■ WORK ORDER: Your reply should be the complete data, reproduced exactly.

[Component data from apps and pages]
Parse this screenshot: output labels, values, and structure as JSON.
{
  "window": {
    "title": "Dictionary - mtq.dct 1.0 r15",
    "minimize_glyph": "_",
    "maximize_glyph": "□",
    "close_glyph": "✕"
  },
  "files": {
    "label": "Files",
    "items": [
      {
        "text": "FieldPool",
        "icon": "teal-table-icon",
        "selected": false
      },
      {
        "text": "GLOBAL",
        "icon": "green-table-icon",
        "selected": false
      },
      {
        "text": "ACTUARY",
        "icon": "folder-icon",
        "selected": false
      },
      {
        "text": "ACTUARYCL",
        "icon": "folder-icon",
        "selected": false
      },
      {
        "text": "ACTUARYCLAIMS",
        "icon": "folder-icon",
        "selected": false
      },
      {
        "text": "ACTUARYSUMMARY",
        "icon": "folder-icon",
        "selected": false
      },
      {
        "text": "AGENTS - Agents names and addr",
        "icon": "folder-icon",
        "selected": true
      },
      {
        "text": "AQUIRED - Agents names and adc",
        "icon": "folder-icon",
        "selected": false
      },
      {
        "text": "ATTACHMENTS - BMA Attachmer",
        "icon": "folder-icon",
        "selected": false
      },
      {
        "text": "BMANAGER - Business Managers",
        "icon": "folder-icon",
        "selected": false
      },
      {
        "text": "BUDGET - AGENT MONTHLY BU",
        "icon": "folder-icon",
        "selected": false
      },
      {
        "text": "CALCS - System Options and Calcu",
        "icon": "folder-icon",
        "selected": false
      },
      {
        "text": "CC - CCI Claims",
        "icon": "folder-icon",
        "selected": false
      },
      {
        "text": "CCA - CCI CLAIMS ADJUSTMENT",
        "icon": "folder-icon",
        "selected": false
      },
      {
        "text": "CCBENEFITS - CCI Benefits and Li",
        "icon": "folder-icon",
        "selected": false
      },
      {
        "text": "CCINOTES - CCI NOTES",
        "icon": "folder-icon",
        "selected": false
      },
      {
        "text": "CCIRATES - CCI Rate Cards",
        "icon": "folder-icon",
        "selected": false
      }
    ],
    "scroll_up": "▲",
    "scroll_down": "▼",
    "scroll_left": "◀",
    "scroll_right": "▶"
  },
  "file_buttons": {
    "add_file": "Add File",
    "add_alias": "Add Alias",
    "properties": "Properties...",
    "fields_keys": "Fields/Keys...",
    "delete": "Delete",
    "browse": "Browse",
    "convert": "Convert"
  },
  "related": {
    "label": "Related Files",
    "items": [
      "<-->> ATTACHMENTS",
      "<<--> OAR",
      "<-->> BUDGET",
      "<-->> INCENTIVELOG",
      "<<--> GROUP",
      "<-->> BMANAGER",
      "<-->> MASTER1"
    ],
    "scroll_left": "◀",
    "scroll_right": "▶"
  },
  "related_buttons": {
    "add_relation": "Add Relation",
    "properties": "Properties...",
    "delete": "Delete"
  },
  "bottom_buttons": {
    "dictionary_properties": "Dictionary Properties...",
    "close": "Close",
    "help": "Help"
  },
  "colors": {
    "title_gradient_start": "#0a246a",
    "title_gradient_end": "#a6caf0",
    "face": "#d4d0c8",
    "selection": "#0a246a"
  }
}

■ ANSWER TO THIS EXERCISE:
Parse this screenshot: output labels, values, and structure as JSON.
{
  "window": {
    "title": "Dictionary - mtq.dct 1.0 r15",
    "minimize_glyph": "_",
    "maximize_glyph": "□",
    "close_glyph": "✕"
  },
  "files": {
    "label": "Files",
    "items": [
      {
        "text": "FieldPool",
        "icon": "teal-table-icon",
        "selected": false
      },
      {
        "text": "GLOBAL",
        "icon": "green-table-icon",
        "selected": false
      },
      {
        "text": "ACTUARY",
        "icon": "folder-icon",
        "selected": false
      },
      {
        "text": "ACTUARYCL",
        "icon": "folder-icon",
        "selected": false
      },
      {
        "text": "ACTUARYCLAIMS",
        "icon": "folder-icon",
        "selected": false
      },
      {
        "text": "ACTUARYSUMMARY",
        "icon": "folder-icon",
        "selected": false
      },
      {
        "text": "AGENTS - Agents names and addr",
        "icon": "folder-icon",
        "selected": true
      },
      {
        "text": "AQUIRED - Agents names and adc",
        "icon": "folder-icon",
        "selected": false
      },
      {
        "text": "ATTACHMENTS - BMA Attachmer",
        "icon": "folder-icon",
        "selected": false
      },
      {
        "text": "BMANAGER - Business Managers",
        "icon": "folder-icon",
        "selected": false
      },
      {
        "text": "BUDGET - AGENT MONTHLY BU",
        "icon": "folder-icon",
        "selected": false
      },
      {
        "text": "CALCS - System Options and Calcu",
        "icon": "folder-icon",
        "selected": false
      },
      {
        "text": "CC - CCI Claims",
        "icon": "folder-icon",
        "selected": false
      },
      {
        "text": "CCA - CCI CLAIMS ADJUSTMENT",
        "icon": "folder-icon",
        "selected": false
      },
      {
        "text": "CCBENEFITS - CCI Benefits and Li",
        "icon": "folder-icon",
        "selected": false
      },
      {
        "text": "CCINOTES - CCI NOTES",
        "icon": "folder-icon",
        "selected": false
      },
      {
        "text": "CCIRATES - CCI Rate Cards",
        "icon": "folder-icon",
        "selected": false
      }
    ],
    "scroll_up": "▲",
    "scroll_down": "▼",
    "scroll_left": "◀",
    "scroll_right": "▶"
  },
  "file_buttons": {
    "add_file": "Add File",
    "add_alias": "Add Alias",
    "properties": "Properties...",
    "fields_keys": "Fields/Keys...",
    "delete": "Delete",
    "browse": "Browse",
    "convert": "Convert"
  },
  "related": {
    "label": "Related Files",
    "items": [
      "<-->> ATTACHMENTS",
      "<<--> OAR",
      "<-->> BUDGET",
      "<-->> INCENTIVELOG",
      "<<--> GROUP",
      "<-->> BMANAGER",
      "<-->> MASTER1"
    ],
    "scroll_left": "◀",
    "scroll_right": "▶"
  },
  "related_buttons": {
    "add_relation": "Add Relation",
    "properties": "Properties...",
    "delete": "Delete"
  },
  "bottom_buttons": {
    "dictionary_properties": "Dictionary Properties...",
    "close": "Close",
    "help": "Help"
  },
  "colors": {
    "title_gradient_start": "#0a246a",
    "title_gradient_end": "#a6caf0",
    "face": "#d4d0c8",
    "selection": "#0a246a"
  }
}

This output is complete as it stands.